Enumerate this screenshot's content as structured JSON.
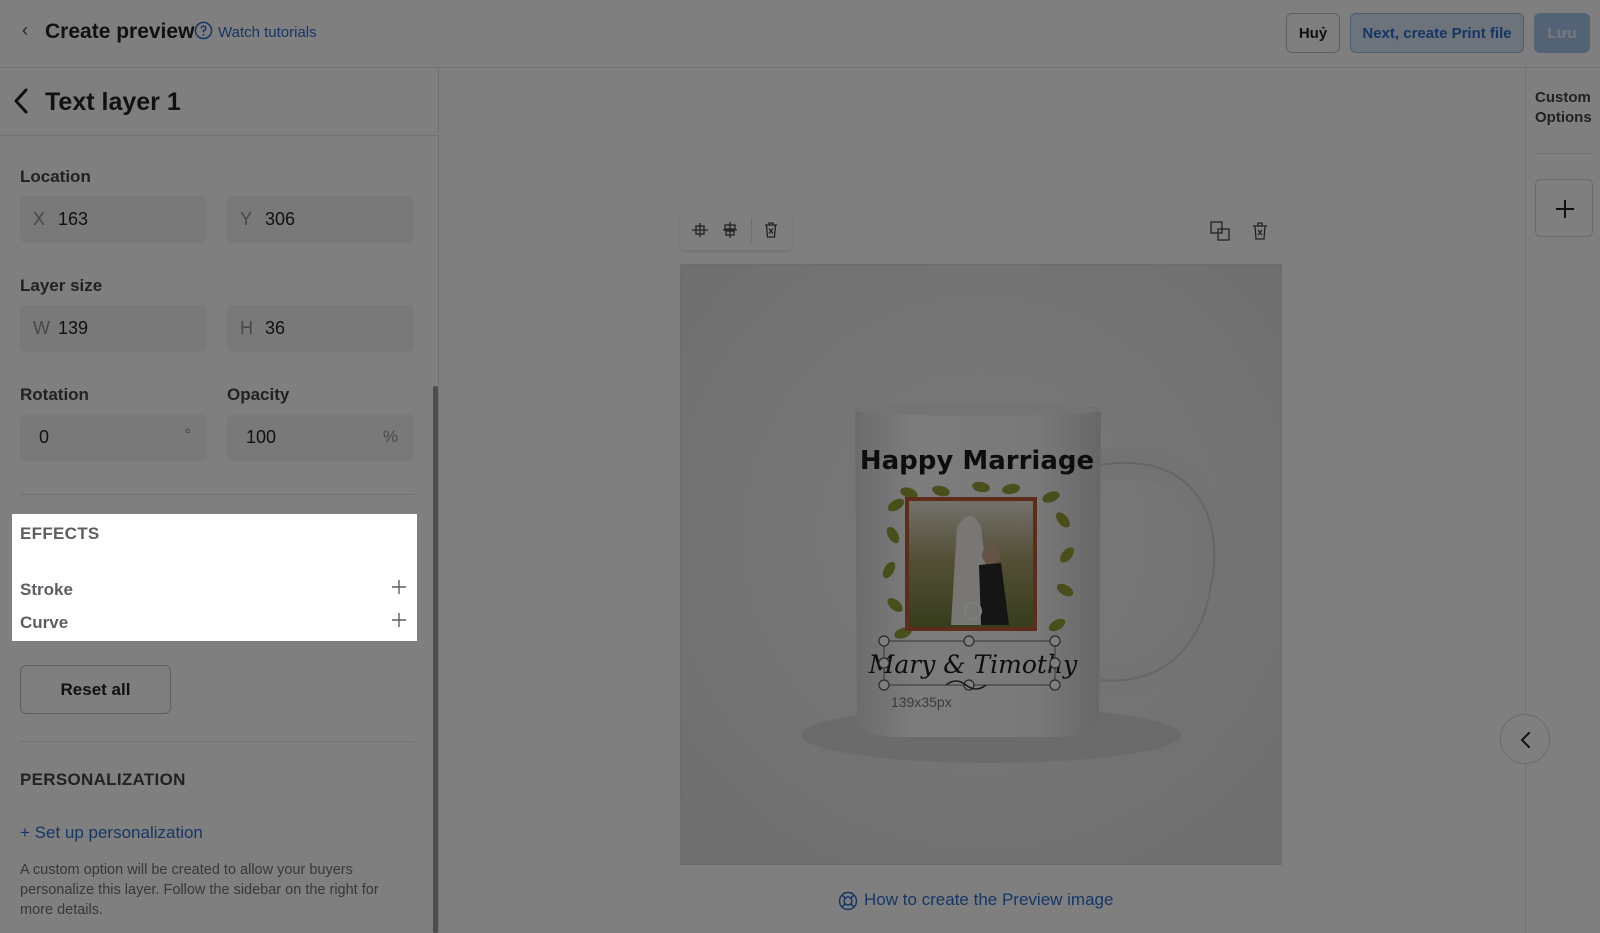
{
  "header": {
    "back_glyph": "‹",
    "title": "Create preview",
    "watch_label": "Watch tutorials",
    "cancel_label": "Huỷ",
    "next_label": "Next, create Print file",
    "save_label": "Lưu"
  },
  "layer": {
    "title": "Text layer 1",
    "location_label": "Location",
    "x_prefix": "X",
    "x_value": "163",
    "y_prefix": "Y",
    "y_value": "306",
    "size_label": "Layer size",
    "w_prefix": "W",
    "w_value": "139",
    "h_prefix": "H",
    "h_value": "36",
    "rotation_label": "Rotation",
    "rotation_value": "0",
    "rotation_unit": "°",
    "opacity_label": "Opacity",
    "opacity_value": "100",
    "opacity_unit": "%"
  },
  "effects": {
    "title": "EFFECTS",
    "stroke_label": "Stroke",
    "curve_label": "Curve"
  },
  "reset_label": "Reset all",
  "personalization": {
    "title": "PERSONALIZATION",
    "link_label": "+ Set up personalization",
    "description": "A custom option will be created to allow your buyers personalize this layer. Follow the sidebar on the right for more details."
  },
  "canvas": {
    "mug_title": "Happy Marriage",
    "mug_names": "Mary & Timothy",
    "size_readout": "139x35px",
    "help_link": "How to create the Preview image"
  },
  "right_panel": {
    "custom_options_label": "Custom Options"
  },
  "colors": {
    "accent": "#2c6ecb",
    "overlay": "rgba(0,0,0,0.5)"
  }
}
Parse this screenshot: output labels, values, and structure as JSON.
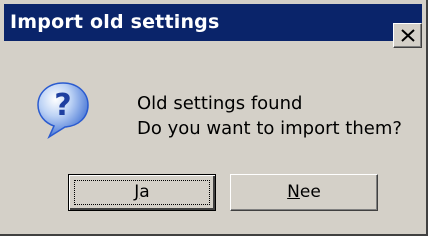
{
  "window": {
    "title": "Import old settings"
  },
  "message": {
    "line1": "Old settings found",
    "line2": "Do you want to import them?"
  },
  "buttons": {
    "yes": {
      "mnemonic": "J",
      "rest": "a"
    },
    "no": {
      "mnemonic": "N",
      "rest": "ee"
    }
  },
  "icons": {
    "dialog": "question-icon",
    "close": "close-icon"
  },
  "colors": {
    "titlebar": "#0a246a",
    "title_text": "#ffffff",
    "face": "#d4d0c8",
    "icon_blue": "#2a5bd0"
  }
}
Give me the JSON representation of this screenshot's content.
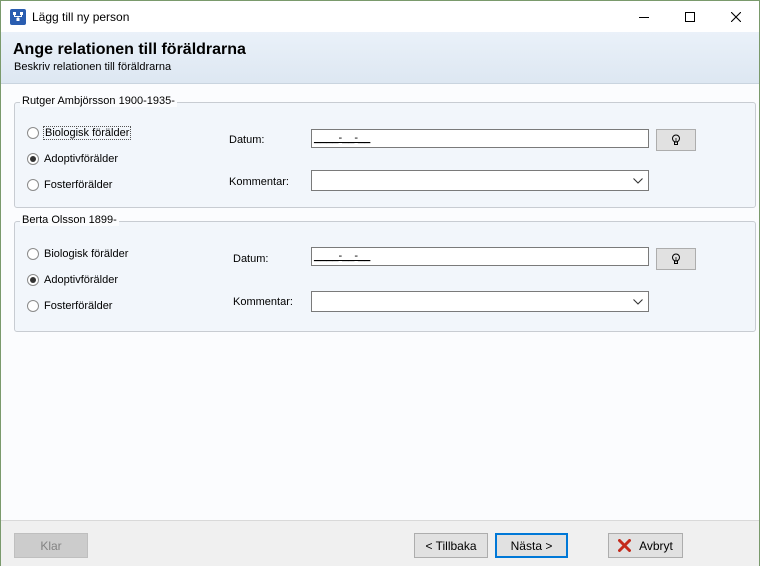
{
  "window": {
    "title": "Lägg till ny person",
    "icon": "family-tree-app-icon"
  },
  "header": {
    "title": "Ange relationen till föräldrarna",
    "subtitle": "Beskriv relationen till föräldrarna"
  },
  "parents": [
    {
      "name": "Rutger Ambjörsson 1900-1935-",
      "options": [
        {
          "label": "Biologisk förälder",
          "checked": false
        },
        {
          "label": "Adoptivförälder",
          "checked": true
        },
        {
          "label": "Fosterförälder",
          "checked": false
        }
      ],
      "date_label": "Datum:",
      "date_value": "____-__-__",
      "comment_label": "Kommentar:",
      "comment_value": ""
    },
    {
      "name": "Berta Olsson 1899-",
      "options": [
        {
          "label": "Biologisk förälder",
          "checked": false
        },
        {
          "label": "Adoptivförälder",
          "checked": true
        },
        {
          "label": "Fosterförälder",
          "checked": false
        }
      ],
      "date_label": "Datum:",
      "date_value": "____-__-__",
      "comment_label": "Kommentar:",
      "comment_value": ""
    }
  ],
  "footer": {
    "finish_label": "Klar",
    "back_label": "< Tillbaka",
    "next_label": "Nästa >",
    "cancel_label": "Avbryt"
  },
  "colors": {
    "accent": "#0078d7",
    "cancel_icon": "#c42b1c"
  }
}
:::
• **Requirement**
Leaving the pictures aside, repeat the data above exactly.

• **Output of the exercise**
Enumerate this screenshot's content as structured JSON.
{
  "header": {
    "back_glyph": "‹",
    "title": "Create preview",
    "watch_label": "Watch tutorials",
    "cancel_label": "Huỷ",
    "next_label": "Next, create Print file",
    "save_label": "Lưu"
  },
  "layer": {
    "title": "Text layer 1",
    "location_label": "Location",
    "x_prefix": "X",
    "x_value": "163",
    "y_prefix": "Y",
    "y_value": "306",
    "size_label": "Layer size",
    "w_prefix": "W",
    "w_value": "139",
    "h_prefix": "H",
    "h_value": "36",
    "rotation_label": "Rotation",
    "rotation_value": "0",
    "rotation_unit": "°",
    "opacity_label": "Opacity",
    "opacity_value": "100",
    "opacity_unit": "%"
  },
  "effects": {
    "title": "EFFECTS",
    "stroke_label": "Stroke",
    "curve_label": "Curve"
  },
  "reset_label": "Reset all",
  "personalization": {
    "title": "PERSONALIZATION",
    "link_label": "+ Set up personalization",
    "description": "A custom option will be created to allow your buyers personalize this layer. Follow the sidebar on the right for more details."
  },
  "canvas": {
    "mug_title": "Happy Marriage",
    "mug_names": "Mary & Timothy",
    "size_readout": "139x35px",
    "help_link": "How to create the Preview image"
  },
  "right_panel": {
    "custom_options_label": "Custom Options"
  },
  "colors": {
    "accent": "#2c6ecb",
    "overlay": "rgba(0,0,0,0.5)"
  }
}
Parse this screenshot: output labels, values, and structure as JSON.
{
  "window": {
    "title": "Import old settings"
  },
  "message": {
    "line1": "Old settings found",
    "line2": "Do you want to import them?"
  },
  "buttons": {
    "yes": {
      "mnemonic": "J",
      "rest": "a"
    },
    "no": {
      "mnemonic": "N",
      "rest": "ee"
    }
  },
  "icons": {
    "dialog": "question-icon",
    "close": "close-icon"
  },
  "colors": {
    "titlebar": "#0a246a",
    "title_text": "#ffffff",
    "face": "#d4d0c8",
    "icon_blue": "#2a5bd0"
  }
}
Give me the JSON representation of this screenshot's content.
{
  "window": {
    "title": "Lägg till ny person",
    "icon": "family-tree-app-icon"
  },
  "header": {
    "title": "Ange relationen till föräldrarna",
    "subtitle": "Beskriv relationen till föräldrarna"
  },
  "parents": [
    {
      "name": "Rutger Ambjörsson 1900-1935-",
      "options": [
        {
          "label": "Biologisk förälder",
          "checked": false
        },
        {
          "label": "Adoptivförälder",
          "checked": true
        },
        {
          "label": "Fosterförälder",
          "checked": false
        }
      ],
      "date_label": "Datum:",
      "date_value": "____-__-__",
      "comment_label": "Kommentar:",
      "comment_value": ""
    },
    {
      "name": "Berta Olsson 1899-",
      "options": [
        {
          "label": "Biologisk förälder",
          "checked": false
        },
        {
          "label": "Adoptivförälder",
          "checked": true
        },
        {
          "label": "Fosterförälder",
          "checked": false
        }
      ],
      "date_label": "Datum:",
      "date_value": "____-__-__",
      "comment_label": "Kommentar:",
      "comment_value": ""
    }
  ],
  "footer": {
    "finish_label": "Klar",
    "back_label": "< Tillbaka",
    "next_label": "Nästa >",
    "cancel_label": "Avbryt"
  },
  "colors": {
    "accent": "#0078d7",
    "cancel_icon": "#c42b1c"
  }
}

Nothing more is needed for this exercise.